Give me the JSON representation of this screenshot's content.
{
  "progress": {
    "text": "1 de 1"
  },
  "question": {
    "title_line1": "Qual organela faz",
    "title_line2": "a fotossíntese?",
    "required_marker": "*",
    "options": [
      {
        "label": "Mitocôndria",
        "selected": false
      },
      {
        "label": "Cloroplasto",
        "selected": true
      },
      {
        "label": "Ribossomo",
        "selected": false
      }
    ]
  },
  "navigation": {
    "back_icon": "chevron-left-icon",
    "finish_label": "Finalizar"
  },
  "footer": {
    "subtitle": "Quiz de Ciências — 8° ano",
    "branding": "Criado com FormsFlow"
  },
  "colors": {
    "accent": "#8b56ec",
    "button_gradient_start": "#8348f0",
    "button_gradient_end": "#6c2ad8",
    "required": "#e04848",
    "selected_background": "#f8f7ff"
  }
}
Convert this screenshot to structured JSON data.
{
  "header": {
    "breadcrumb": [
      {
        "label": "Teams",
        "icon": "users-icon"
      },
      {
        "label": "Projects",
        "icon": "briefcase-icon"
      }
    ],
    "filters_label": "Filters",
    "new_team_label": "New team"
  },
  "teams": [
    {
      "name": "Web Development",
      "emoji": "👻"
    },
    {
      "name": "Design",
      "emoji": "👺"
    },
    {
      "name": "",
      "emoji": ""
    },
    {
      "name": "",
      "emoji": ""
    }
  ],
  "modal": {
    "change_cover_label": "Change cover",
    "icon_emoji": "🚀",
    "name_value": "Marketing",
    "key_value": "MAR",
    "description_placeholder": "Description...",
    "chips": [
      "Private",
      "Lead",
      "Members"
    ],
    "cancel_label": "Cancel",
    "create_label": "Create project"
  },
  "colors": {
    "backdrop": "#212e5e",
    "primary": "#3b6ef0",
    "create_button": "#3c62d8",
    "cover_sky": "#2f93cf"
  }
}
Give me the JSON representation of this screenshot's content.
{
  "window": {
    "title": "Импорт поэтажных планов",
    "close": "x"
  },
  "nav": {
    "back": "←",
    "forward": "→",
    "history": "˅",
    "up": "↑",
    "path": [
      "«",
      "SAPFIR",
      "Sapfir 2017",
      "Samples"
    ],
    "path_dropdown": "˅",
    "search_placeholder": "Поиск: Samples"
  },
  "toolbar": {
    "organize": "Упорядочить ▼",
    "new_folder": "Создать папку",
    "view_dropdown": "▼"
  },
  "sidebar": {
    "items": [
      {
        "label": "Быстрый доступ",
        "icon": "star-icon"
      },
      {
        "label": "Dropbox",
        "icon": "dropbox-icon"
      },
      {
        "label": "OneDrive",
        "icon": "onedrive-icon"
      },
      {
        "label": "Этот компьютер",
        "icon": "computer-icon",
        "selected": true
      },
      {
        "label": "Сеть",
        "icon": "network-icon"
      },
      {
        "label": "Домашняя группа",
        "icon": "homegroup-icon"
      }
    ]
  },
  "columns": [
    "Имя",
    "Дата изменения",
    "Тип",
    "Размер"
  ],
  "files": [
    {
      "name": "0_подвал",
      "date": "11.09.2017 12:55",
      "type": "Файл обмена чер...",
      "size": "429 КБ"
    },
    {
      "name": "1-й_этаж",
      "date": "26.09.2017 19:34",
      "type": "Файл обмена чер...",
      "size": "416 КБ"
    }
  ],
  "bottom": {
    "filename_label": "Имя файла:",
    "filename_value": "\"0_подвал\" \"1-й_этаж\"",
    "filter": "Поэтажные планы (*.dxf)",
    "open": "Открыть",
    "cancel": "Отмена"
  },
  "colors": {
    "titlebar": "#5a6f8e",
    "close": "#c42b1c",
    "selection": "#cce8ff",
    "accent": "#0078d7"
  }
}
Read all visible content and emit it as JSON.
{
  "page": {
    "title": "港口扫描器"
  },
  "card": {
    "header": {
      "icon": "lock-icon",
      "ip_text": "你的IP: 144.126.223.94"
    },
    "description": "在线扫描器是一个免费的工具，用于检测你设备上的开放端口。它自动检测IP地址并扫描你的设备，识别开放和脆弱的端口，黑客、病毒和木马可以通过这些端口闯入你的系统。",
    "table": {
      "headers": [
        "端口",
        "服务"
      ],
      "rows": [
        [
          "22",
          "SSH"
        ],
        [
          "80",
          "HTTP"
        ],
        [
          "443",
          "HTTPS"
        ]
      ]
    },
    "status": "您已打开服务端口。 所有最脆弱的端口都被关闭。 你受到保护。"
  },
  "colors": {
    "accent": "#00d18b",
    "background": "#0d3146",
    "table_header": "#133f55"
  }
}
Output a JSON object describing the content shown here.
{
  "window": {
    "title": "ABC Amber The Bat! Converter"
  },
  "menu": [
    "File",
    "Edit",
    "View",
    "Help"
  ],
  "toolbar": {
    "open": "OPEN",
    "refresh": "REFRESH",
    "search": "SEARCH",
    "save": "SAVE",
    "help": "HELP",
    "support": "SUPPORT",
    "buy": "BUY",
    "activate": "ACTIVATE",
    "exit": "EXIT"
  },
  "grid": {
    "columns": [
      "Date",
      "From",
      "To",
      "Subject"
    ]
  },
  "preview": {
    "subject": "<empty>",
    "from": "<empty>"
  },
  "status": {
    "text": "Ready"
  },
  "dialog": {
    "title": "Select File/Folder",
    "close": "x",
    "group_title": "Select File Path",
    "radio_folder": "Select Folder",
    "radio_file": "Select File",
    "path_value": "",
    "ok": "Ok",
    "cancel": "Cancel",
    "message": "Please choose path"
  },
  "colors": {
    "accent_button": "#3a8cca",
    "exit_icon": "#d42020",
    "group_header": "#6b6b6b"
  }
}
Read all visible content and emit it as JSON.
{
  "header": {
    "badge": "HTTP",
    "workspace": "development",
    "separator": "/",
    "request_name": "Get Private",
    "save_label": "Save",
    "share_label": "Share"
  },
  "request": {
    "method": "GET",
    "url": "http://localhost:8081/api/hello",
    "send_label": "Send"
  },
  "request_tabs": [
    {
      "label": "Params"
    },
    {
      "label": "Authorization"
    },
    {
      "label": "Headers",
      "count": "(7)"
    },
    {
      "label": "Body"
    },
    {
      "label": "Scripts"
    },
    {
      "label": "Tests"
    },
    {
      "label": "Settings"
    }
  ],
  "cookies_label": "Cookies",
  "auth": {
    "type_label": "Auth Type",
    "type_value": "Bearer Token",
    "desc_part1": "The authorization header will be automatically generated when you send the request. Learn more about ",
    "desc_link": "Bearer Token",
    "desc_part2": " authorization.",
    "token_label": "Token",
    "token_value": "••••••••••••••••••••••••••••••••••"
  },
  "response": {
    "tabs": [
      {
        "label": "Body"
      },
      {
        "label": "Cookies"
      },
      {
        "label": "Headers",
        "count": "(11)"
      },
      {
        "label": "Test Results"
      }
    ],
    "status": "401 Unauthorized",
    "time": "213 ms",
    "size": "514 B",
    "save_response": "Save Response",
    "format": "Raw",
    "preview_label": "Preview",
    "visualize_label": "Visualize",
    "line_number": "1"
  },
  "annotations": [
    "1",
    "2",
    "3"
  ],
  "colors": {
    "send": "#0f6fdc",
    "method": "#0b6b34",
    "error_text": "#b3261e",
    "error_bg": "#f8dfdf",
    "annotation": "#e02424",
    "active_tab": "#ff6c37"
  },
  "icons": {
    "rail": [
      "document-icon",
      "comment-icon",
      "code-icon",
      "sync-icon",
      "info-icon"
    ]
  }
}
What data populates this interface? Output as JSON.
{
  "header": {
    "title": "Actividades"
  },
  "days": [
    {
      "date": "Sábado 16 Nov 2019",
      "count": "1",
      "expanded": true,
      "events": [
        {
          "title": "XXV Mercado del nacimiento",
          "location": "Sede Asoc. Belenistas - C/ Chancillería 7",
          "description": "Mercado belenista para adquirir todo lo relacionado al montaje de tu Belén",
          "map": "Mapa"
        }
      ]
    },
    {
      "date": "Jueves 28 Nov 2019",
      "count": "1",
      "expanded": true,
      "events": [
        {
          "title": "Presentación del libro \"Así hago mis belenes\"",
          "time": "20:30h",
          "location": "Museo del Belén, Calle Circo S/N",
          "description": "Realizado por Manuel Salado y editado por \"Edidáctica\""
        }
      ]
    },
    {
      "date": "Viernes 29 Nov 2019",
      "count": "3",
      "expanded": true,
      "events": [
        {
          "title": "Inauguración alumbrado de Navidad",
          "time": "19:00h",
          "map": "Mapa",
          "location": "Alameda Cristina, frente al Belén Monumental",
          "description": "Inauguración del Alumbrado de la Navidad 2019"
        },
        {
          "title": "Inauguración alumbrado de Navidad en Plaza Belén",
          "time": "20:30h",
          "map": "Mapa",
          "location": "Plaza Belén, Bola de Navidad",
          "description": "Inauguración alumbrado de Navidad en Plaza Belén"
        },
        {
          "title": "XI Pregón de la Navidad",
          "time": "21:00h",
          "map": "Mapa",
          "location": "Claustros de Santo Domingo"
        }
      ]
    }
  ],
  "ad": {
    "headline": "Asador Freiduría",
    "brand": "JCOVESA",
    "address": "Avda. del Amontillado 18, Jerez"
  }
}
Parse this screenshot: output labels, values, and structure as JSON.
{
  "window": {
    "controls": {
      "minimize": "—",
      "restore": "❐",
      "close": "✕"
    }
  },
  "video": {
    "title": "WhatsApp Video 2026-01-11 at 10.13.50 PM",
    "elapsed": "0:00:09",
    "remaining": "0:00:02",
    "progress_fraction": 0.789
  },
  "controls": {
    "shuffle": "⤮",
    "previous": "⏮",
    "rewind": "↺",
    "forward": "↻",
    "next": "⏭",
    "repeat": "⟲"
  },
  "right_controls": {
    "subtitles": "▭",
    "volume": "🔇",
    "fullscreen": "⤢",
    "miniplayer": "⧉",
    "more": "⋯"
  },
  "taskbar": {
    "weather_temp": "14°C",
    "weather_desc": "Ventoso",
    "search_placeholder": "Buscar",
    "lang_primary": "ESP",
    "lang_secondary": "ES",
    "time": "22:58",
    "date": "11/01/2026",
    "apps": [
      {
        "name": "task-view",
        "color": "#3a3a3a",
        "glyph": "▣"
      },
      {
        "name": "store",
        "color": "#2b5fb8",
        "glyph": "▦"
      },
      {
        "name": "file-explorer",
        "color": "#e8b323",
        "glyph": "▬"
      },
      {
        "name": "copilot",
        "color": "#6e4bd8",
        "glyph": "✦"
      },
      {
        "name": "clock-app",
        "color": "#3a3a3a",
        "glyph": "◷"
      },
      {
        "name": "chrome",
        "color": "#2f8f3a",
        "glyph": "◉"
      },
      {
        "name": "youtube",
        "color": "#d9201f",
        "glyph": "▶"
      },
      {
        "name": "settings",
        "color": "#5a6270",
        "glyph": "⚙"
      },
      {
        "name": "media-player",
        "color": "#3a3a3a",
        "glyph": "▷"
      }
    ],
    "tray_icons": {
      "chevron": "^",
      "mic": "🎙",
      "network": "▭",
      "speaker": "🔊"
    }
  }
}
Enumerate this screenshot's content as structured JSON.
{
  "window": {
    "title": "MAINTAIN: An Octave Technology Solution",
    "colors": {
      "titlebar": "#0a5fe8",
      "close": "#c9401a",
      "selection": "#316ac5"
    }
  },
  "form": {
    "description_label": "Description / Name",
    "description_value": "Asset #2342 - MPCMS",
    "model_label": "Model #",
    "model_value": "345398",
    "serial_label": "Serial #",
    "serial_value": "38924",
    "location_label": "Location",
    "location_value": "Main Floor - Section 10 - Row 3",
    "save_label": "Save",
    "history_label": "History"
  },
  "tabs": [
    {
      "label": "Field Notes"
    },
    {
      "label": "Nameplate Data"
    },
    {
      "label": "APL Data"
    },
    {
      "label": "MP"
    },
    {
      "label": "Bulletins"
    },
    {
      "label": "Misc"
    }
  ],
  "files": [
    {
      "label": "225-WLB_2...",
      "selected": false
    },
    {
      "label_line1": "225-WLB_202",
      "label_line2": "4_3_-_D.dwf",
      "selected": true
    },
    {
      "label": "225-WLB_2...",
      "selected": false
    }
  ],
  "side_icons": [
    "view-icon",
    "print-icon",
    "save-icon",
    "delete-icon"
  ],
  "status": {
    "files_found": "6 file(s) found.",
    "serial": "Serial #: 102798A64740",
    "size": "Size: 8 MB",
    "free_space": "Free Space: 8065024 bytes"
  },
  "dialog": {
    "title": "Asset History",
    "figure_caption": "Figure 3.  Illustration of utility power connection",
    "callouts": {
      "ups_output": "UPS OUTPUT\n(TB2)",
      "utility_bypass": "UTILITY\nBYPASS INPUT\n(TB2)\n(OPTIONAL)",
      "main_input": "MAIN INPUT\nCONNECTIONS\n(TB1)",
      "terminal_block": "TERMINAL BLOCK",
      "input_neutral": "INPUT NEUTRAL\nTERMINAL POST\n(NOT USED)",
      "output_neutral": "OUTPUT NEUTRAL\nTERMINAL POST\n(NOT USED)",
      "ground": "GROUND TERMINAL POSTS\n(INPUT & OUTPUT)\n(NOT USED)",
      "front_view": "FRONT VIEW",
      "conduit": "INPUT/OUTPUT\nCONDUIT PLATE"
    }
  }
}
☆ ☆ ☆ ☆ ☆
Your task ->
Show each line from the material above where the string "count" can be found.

Response area ->
      "count": "(7)"
        "count": "(11)"
      "count": "1",
      "count": "1",
      "count": "3",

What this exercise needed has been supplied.